▶ [What you will do] All of the data below is to be returned unaltered.

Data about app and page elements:
=== Begin Enclosure ===

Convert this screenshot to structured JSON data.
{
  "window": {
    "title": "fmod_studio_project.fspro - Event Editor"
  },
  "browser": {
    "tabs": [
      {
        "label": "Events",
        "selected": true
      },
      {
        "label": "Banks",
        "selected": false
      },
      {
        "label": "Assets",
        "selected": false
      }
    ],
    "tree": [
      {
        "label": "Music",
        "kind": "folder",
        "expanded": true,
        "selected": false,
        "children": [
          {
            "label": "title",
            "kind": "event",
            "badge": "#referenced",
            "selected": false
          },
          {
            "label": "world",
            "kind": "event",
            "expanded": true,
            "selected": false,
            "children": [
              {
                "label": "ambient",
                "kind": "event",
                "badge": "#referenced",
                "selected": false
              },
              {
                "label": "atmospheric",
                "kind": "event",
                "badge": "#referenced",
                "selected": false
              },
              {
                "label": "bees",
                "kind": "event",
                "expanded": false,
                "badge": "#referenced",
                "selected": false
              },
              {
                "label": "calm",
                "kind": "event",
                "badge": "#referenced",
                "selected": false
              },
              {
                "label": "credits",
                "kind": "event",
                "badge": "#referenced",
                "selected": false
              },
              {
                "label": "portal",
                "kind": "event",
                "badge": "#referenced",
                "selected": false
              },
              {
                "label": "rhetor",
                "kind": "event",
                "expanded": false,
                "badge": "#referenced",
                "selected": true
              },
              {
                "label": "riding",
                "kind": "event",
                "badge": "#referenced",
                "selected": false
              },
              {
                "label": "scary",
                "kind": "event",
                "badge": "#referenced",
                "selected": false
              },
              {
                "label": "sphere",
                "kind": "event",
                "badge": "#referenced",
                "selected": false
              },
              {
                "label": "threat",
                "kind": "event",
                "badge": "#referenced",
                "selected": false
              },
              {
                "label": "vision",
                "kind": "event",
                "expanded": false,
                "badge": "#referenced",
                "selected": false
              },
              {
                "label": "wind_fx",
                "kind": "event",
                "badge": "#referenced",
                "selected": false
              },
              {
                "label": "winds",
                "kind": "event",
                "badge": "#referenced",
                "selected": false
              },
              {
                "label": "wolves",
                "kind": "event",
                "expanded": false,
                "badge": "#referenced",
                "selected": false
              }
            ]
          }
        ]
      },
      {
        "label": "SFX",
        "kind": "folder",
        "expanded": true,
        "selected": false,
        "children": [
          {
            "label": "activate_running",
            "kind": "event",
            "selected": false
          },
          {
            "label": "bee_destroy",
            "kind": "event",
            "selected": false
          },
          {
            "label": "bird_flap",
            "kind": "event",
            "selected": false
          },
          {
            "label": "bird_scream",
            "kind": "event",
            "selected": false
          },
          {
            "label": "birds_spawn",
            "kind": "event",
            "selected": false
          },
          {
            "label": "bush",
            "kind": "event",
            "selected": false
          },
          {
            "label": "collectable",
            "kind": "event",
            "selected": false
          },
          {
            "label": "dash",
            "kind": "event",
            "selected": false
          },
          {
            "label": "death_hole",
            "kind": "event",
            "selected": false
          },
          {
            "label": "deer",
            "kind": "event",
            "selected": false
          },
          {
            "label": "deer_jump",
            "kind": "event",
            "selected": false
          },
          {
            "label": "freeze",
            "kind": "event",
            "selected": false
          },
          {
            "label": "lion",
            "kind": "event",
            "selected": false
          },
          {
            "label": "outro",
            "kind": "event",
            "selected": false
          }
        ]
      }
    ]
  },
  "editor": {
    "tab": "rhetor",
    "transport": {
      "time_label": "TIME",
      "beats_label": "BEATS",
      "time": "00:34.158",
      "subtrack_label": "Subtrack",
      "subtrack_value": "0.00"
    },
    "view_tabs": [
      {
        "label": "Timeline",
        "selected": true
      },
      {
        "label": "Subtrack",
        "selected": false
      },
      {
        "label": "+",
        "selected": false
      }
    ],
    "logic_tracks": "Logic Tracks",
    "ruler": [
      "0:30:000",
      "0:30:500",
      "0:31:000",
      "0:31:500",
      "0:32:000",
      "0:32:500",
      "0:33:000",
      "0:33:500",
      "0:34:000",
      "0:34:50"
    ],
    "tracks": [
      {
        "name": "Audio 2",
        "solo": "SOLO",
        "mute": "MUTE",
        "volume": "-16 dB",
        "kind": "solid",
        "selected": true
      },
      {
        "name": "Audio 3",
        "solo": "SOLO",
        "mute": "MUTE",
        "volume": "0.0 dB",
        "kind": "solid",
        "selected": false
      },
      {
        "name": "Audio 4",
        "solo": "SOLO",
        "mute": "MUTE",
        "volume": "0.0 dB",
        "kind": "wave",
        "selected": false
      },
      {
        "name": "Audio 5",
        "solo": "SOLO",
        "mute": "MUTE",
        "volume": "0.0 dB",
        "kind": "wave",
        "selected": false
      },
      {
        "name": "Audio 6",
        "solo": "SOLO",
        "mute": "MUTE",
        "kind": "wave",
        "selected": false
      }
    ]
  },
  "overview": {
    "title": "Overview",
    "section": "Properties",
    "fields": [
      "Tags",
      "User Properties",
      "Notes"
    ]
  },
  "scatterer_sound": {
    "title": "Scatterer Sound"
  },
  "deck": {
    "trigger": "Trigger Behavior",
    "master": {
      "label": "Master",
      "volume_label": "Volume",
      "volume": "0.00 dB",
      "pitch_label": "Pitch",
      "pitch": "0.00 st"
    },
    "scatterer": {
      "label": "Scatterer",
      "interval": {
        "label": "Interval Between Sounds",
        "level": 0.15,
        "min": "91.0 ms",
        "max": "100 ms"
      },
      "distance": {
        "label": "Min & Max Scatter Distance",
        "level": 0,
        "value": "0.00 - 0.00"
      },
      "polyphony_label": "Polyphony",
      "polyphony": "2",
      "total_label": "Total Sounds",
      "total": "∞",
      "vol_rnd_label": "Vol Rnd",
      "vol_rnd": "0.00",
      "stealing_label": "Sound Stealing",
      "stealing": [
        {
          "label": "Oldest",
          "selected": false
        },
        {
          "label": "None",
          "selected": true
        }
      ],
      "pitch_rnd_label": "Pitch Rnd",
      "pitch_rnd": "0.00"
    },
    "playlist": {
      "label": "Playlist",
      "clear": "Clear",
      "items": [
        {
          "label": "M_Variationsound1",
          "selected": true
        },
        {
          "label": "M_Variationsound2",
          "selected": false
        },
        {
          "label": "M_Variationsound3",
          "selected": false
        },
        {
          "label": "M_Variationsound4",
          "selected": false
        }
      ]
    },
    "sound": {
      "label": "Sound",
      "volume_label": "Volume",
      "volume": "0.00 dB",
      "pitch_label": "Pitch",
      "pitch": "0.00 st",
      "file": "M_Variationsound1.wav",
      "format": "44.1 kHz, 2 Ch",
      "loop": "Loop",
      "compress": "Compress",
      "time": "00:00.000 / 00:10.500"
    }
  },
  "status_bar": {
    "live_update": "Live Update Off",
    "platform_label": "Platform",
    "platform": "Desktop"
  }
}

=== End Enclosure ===

▶ [Answer for this exercise]
Convert this screenshot to structured JSON data.
{
  "window": {
    "title": "fmod_studio_project.fspro - Event Editor"
  },
  "browser": {
    "tabs": [
      {
        "label": "Events",
        "selected": true
      },
      {
        "label": "Banks",
        "selected": false
      },
      {
        "label": "Assets",
        "selected": false
      }
    ],
    "tree": [
      {
        "label": "Music",
        "kind": "folder",
        "expanded": true,
        "selected": false,
        "children": [
          {
            "label": "title",
            "kind": "event",
            "badge": "#referenced",
            "selected": false
          },
          {
            "label": "world",
            "kind": "event",
            "expanded": true,
            "selected": false,
            "children": [
              {
                "label": "ambient",
                "kind": "event",
                "badge": "#referenced",
                "selected": false
              },
              {
                "label": "atmospheric",
                "kind": "event",
                "badge": "#referenced",
                "selected": false
              },
              {
                "label": "bees",
                "kind": "event",
                "expanded": false,
                "badge": "#referenced",
                "selected": false
              },
              {
                "label": "calm",
                "kind": "event",
                "badge": "#referenced",
                "selected": false
              },
              {
                "label": "credits",
                "kind": "event",
                "badge": "#referenced",
                "selected": false
              },
              {
                "label": "portal",
                "kind": "event",
                "badge": "#referenced",
                "selected": false
              },
              {
                "label": "rhetor",
                "kind": "event",
                "expanded": false,
                "badge": "#referenced",
                "selected": true
              },
              {
                "label": "riding",
                "kind": "event",
                "badge": "#referenced",
                "selected": false
              },
              {
                "label": "scary",
                "kind": "event",
                "badge": "#referenced",
                "selected": false
              },
              {
                "label": "sphere",
                "kind": "event",
                "badge": "#referenced",
                "selected": false
              },
              {
                "label": "threat",
                "kind": "event",
                "badge": "#referenced",
                "selected": false
              },
              {
                "label": "vision",
                "kind": "event",
                "expanded": false,
                "badge": "#referenced",
                "selected": false
              },
              {
                "label": "wind_fx",
                "kind": "event",
                "badge": "#referenced",
                "selected": false
              },
              {
                "label": "winds",
                "kind": "event",
                "badge": "#referenced",
                "selected": false
              },
              {
                "label": "wolves",
                "kind": "event",
                "expanded": false,
                "badge": "#referenced",
                "selected": false
              }
            ]
          }
        ]
      },
      {
        "label": "SFX",
        "kind": "folder",
        "expanded": true,
        "selected": false,
        "children": [
          {
            "label": "activate_running",
            "kind": "event",
            "selected": false
          },
          {
            "label": "bee_destroy",
            "kind": "event",
            "selected": false
          },
          {
            "label": "bird_flap",
            "kind": "event",
            "selected": false
          },
          {
            "label": "bird_scream",
            "kind": "event",
            "selected": false
          },
          {
            "label": "birds_spawn",
            "kind": "event",
            "selected": false
          },
          {
            "label": "bush",
            "kind": "event",
            "selected": false
          },
          {
            "label": "collectable",
            "kind": "event",
            "selected": false
          },
          {
            "label": "dash",
            "kind": "event",
            "selected": false
          },
          {
            "label": "death_hole",
            "kind": "event",
            "selected": false
          },
          {
            "label": "deer",
            "kind": "event",
            "selected": false
          },
          {
            "label": "deer_jump",
            "kind": "event",
            "selected": false
          },
          {
            "label": "freeze",
            "kind": "event",
            "selected": false
          },
          {
            "label": "lion",
            "kind": "event",
            "selected": false
          },
          {
            "label": "outro",
            "kind": "event",
            "selected": false
          }
        ]
      }
    ]
  },
  "editor": {
    "tab": "rhetor",
    "transport": {
      "time_label": "TIME",
      "beats_label": "BEATS",
      "time": "00:34.158",
      "subtrack_label": "Subtrack",
      "subtrack_value": "0.00"
    },
    "view_tabs": [
      {
        "label": "Timeline",
        "selected": true
      },
      {
        "label": "Subtrack",
        "selected": false
      },
      {
        "label": "+",
        "selected": false
      }
    ],
    "logic_tracks": "Logic Tracks",
    "ruler": [
      "0:30:000",
      "0:30:500",
      "0:31:000",
      "0:31:500",
      "0:32:000",
      "0:32:500",
      "0:33:000",
      "0:33:500",
      "0:34:000",
      "0:34:50"
    ],
    "tracks": [
      {
        "name": "Audio 2",
        "solo": "SOLO",
        "mute": "MUTE",
        "volume": "-16 dB",
        "kind": "solid",
        "selected": true
      },
      {
        "name": "Audio 3",
        "solo": "SOLO",
        "mute": "MUTE",
        "volume": "0.0 dB",
        "kind": "solid",
        "selected": false
      },
      {
        "name": "Audio 4",
        "solo": "SOLO",
        "mute": "MUTE",
        "volume": "0.0 dB",
        "kind": "wave",
        "selected": false
      },
      {
        "name": "Audio 5",
        "solo": "SOLO",
        "mute": "MUTE",
        "volume": "0.0 dB",
        "kind": "wave",
        "selected": false
      },
      {
        "name": "Audio 6",
        "solo": "SOLO",
        "mute": "MUTE",
        "kind": "wave",
        "selected": false
      }
    ]
  },
  "overview": {
    "title": "Overview",
    "section": "Properties",
    "fields": [
      "Tags",
      "User Properties",
      "Notes"
    ]
  },
  "scatterer_sound": {
    "title": "Scatterer Sound"
  },
  "deck": {
    "trigger": "Trigger Behavior",
    "master": {
      "label": "Master",
      "volume_label": "Volume",
      "volume": "0.00 dB",
      "pitch_label": "Pitch",
      "pitch": "0.00 st"
    },
    "scatterer": {
      "label": "Scatterer",
      "interval": {
        "label": "Interval Between Sounds",
        "level": 0.15,
        "min": "91.0 ms",
        "max": "100 ms"
      },
      "distance": {
        "label": "Min & Max Scatter Distance",
        "level": 0,
        "value": "0.00 - 0.00"
      },
      "polyphony_label": "Polyphony",
      "polyphony": "2",
      "total_label": "Total Sounds",
      "total": "∞",
      "vol_rnd_label": "Vol Rnd",
      "vol_rnd": "0.00",
      "stealing_label": "Sound Stealing",
      "stealing": [
        {
          "label": "Oldest",
          "selected": false
        },
        {
          "label": "None",
          "selected": true
        }
      ],
      "pitch_rnd_label": "Pitch Rnd",
      "pitch_rnd": "0.00"
    },
    "playlist": {
      "label": "Playlist",
      "clear": "Clear",
      "items": [
        {
          "label": "M_Variationsound1",
          "selected": true
        },
        {
          "label": "M_Variationsound2",
          "selected": false
        },
        {
          "label": "M_Variationsound3",
          "selected": false
        },
        {
          "label": "M_Variationsound4",
          "selected": false
        }
      ]
    },
    "sound": {
      "label": "Sound",
      "volume_label": "Volume",
      "volume": "0.00 dB",
      "pitch_label": "Pitch",
      "pitch": "0.00 st",
      "file": "M_Variationsound1.wav",
      "format": "44.1 kHz, 2 Ch",
      "loop": "Loop",
      "compress": "Compress",
      "time": "00:00.000 / 00:10.500"
    }
  },
  "status_bar": {
    "live_update": "Live Update Off",
    "platform_label": "Platform",
    "platform": "Desktop"
  }
}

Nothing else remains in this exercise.